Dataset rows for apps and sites
# # # # #
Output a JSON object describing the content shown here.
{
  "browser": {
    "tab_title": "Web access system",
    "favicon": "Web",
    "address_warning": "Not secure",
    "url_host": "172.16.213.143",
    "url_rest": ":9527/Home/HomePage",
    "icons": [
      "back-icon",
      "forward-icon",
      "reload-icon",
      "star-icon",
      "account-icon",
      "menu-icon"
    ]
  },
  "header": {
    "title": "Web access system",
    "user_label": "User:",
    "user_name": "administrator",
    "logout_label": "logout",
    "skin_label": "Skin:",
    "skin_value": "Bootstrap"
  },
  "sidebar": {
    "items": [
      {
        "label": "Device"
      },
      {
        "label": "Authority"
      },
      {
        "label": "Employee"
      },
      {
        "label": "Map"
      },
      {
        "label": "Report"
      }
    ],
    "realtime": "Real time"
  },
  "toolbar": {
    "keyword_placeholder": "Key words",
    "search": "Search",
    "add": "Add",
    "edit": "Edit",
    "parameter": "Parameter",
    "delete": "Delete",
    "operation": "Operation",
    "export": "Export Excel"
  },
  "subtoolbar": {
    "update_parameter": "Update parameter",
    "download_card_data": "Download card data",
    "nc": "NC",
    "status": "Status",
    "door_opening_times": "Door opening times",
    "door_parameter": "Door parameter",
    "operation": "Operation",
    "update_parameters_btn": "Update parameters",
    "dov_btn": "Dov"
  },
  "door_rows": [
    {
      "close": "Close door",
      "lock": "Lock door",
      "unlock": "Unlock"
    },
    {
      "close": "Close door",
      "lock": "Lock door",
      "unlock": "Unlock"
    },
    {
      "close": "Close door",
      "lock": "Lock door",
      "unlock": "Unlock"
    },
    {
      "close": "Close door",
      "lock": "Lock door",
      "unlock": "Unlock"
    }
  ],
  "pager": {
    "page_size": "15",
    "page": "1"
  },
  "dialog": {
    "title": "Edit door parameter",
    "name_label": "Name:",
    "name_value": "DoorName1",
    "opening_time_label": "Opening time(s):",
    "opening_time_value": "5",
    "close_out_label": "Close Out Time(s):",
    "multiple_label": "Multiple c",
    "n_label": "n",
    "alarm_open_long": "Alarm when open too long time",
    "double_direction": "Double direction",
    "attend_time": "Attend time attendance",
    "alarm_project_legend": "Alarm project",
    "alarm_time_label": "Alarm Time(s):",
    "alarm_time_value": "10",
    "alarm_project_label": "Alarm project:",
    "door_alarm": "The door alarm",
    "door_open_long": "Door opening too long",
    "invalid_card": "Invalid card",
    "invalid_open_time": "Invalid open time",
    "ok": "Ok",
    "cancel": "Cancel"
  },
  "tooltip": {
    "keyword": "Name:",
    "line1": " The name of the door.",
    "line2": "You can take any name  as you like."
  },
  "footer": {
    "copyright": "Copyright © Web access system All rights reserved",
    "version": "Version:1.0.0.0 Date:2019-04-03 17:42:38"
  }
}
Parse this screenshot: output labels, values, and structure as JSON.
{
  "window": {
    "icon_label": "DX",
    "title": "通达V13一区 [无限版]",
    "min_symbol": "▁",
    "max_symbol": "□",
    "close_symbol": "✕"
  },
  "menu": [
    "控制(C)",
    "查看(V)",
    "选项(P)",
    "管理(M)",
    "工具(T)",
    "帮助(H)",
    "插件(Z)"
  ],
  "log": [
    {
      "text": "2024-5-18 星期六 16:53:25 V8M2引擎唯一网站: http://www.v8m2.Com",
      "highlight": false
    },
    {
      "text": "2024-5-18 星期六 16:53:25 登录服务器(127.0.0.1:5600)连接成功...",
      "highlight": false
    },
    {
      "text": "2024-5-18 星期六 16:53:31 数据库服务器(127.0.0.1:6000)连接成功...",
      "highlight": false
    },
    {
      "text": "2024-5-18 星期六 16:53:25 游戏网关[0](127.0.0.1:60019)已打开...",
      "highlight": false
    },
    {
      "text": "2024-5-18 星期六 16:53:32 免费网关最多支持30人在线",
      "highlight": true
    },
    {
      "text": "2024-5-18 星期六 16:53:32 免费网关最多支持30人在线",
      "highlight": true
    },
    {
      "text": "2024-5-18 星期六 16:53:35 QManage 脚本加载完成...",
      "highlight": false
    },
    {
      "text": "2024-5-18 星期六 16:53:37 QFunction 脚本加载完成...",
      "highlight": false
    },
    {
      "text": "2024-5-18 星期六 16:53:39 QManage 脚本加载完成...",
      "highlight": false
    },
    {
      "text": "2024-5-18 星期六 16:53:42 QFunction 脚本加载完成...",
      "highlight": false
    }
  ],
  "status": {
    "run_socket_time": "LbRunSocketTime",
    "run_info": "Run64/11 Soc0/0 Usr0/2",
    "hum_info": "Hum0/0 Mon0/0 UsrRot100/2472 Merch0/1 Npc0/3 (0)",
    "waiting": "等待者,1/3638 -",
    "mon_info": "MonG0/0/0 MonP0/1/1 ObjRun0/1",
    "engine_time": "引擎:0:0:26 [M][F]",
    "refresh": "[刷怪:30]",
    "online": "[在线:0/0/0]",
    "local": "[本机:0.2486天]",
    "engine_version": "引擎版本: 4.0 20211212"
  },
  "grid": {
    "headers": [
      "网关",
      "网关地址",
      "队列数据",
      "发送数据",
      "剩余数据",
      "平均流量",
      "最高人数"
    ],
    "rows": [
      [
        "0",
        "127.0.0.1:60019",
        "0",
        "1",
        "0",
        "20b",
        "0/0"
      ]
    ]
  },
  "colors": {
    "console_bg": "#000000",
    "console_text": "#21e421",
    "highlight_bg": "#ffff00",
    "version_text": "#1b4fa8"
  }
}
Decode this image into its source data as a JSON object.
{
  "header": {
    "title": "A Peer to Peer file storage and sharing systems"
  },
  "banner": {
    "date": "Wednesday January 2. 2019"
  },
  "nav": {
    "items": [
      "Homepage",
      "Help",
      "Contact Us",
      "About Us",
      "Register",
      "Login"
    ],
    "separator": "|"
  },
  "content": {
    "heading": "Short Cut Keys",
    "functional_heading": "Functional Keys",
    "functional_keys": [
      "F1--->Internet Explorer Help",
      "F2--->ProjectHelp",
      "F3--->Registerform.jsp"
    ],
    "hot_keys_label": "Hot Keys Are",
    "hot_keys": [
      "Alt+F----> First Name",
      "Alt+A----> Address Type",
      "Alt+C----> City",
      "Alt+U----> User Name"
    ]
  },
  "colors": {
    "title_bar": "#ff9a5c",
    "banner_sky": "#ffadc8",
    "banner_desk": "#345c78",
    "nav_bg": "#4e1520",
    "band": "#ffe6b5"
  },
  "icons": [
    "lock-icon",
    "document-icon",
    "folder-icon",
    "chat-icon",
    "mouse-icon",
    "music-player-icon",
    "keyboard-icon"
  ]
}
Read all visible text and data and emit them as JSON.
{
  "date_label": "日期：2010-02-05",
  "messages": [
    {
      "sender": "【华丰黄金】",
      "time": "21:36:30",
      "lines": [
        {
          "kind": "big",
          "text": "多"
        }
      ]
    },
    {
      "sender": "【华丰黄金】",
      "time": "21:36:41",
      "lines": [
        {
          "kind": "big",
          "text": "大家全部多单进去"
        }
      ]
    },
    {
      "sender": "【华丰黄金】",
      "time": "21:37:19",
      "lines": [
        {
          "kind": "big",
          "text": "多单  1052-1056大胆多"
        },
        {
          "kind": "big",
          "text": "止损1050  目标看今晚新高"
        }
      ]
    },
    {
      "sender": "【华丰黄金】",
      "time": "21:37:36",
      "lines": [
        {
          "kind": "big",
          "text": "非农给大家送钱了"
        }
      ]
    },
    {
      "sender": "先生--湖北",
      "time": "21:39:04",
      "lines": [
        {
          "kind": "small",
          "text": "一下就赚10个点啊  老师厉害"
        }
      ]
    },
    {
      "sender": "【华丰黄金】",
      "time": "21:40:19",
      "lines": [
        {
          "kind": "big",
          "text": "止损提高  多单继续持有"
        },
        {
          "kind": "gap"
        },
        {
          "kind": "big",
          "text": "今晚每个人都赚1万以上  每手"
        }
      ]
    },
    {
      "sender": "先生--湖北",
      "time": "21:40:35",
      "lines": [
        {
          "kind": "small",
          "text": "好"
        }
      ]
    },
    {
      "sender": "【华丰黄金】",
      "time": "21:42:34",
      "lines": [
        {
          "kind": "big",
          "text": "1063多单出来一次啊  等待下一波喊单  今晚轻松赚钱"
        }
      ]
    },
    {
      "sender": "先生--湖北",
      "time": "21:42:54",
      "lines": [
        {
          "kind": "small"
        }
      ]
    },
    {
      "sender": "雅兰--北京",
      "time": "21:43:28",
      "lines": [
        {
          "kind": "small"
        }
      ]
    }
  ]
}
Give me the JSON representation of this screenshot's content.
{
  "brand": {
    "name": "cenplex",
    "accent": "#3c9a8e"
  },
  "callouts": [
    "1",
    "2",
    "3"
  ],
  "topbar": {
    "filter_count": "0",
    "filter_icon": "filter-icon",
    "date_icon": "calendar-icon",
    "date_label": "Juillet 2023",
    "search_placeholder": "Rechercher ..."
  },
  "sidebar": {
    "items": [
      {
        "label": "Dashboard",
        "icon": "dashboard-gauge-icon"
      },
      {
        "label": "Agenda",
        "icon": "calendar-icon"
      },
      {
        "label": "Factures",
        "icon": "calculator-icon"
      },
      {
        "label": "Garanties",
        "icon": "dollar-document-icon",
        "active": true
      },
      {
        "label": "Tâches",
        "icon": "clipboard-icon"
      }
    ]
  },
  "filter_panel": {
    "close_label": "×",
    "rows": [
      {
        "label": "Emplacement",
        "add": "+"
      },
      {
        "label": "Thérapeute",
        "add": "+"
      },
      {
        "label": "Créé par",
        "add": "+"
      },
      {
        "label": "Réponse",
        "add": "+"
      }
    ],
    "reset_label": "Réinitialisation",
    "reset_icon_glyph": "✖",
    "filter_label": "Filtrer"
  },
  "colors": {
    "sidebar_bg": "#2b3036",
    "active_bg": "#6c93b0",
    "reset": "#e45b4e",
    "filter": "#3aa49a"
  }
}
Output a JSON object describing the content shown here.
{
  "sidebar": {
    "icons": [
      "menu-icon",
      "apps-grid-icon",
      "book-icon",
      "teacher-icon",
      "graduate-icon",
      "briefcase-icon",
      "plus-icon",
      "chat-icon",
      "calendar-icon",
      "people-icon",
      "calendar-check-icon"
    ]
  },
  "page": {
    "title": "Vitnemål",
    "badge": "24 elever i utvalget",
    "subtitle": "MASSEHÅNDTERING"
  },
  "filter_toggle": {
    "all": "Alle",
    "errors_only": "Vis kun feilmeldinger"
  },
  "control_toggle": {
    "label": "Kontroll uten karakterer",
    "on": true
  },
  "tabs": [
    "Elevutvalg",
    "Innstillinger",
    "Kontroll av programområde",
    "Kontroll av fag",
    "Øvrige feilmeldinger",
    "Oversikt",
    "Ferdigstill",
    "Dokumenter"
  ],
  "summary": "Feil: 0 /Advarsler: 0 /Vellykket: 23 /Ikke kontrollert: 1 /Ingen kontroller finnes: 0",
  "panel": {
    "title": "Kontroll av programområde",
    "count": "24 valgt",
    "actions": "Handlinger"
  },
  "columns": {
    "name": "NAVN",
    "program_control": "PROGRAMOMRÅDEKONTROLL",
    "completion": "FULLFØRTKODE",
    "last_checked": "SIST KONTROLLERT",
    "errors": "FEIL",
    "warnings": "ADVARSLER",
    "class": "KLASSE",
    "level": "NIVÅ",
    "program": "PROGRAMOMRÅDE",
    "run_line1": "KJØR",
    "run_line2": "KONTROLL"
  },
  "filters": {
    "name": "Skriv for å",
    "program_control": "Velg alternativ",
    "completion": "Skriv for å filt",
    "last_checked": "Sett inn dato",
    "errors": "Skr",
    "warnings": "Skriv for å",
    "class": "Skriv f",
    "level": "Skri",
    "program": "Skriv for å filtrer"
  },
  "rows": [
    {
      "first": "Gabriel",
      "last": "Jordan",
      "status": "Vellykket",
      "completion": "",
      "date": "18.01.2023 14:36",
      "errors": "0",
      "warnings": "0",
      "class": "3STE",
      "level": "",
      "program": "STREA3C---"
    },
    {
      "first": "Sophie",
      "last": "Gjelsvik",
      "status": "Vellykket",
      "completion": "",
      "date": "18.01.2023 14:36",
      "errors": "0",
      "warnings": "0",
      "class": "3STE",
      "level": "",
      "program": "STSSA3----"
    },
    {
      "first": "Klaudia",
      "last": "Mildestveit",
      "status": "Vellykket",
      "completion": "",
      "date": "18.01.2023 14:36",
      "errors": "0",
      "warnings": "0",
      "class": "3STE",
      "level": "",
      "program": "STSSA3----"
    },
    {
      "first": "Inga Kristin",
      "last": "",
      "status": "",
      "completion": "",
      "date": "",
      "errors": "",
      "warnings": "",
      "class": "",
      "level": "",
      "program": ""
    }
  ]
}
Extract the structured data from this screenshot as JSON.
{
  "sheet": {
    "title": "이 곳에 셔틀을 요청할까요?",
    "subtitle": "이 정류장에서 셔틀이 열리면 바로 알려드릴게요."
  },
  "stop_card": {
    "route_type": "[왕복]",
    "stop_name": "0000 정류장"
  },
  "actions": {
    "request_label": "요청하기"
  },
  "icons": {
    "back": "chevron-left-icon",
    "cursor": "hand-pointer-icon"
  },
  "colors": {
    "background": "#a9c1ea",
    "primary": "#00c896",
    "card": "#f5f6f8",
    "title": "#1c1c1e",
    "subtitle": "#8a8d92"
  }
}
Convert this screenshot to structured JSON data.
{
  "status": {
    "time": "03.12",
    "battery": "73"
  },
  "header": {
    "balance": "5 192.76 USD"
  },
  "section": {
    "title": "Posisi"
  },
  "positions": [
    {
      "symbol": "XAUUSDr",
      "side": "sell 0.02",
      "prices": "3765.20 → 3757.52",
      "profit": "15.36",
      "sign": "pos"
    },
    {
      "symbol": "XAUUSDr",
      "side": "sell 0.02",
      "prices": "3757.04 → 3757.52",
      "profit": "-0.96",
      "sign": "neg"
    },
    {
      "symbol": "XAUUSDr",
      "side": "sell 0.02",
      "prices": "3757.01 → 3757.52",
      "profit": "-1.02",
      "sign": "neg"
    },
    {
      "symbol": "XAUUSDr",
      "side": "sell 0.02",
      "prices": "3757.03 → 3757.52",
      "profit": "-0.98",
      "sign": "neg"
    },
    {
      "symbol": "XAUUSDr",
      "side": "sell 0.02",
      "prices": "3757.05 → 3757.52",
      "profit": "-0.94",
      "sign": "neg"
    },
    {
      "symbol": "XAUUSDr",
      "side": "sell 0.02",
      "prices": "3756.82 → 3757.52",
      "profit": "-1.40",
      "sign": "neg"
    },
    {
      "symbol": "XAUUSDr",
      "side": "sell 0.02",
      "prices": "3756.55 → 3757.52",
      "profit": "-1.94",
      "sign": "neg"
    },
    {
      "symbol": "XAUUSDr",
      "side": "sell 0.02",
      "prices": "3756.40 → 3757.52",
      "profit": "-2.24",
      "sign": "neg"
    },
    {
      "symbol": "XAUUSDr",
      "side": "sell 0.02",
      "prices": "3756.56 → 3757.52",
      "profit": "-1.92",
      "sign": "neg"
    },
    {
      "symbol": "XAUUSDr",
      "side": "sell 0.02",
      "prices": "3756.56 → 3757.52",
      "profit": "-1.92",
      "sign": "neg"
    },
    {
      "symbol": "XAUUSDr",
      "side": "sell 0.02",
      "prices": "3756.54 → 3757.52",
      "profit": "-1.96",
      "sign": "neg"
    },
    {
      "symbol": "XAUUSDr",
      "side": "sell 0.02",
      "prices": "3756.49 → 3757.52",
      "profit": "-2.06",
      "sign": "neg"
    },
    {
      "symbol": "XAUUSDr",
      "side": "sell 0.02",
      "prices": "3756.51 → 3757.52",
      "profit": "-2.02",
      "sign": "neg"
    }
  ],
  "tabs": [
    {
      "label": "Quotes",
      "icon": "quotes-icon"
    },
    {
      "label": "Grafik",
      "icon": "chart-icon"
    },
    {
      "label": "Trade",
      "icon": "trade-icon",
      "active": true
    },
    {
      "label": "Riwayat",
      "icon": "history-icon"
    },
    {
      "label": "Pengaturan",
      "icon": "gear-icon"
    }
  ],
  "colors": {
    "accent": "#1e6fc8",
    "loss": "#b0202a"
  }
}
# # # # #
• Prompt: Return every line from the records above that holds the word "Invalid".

• Response area:
    "invalid_card": "Invalid card",
    "invalid_open_time": "Invalid open time",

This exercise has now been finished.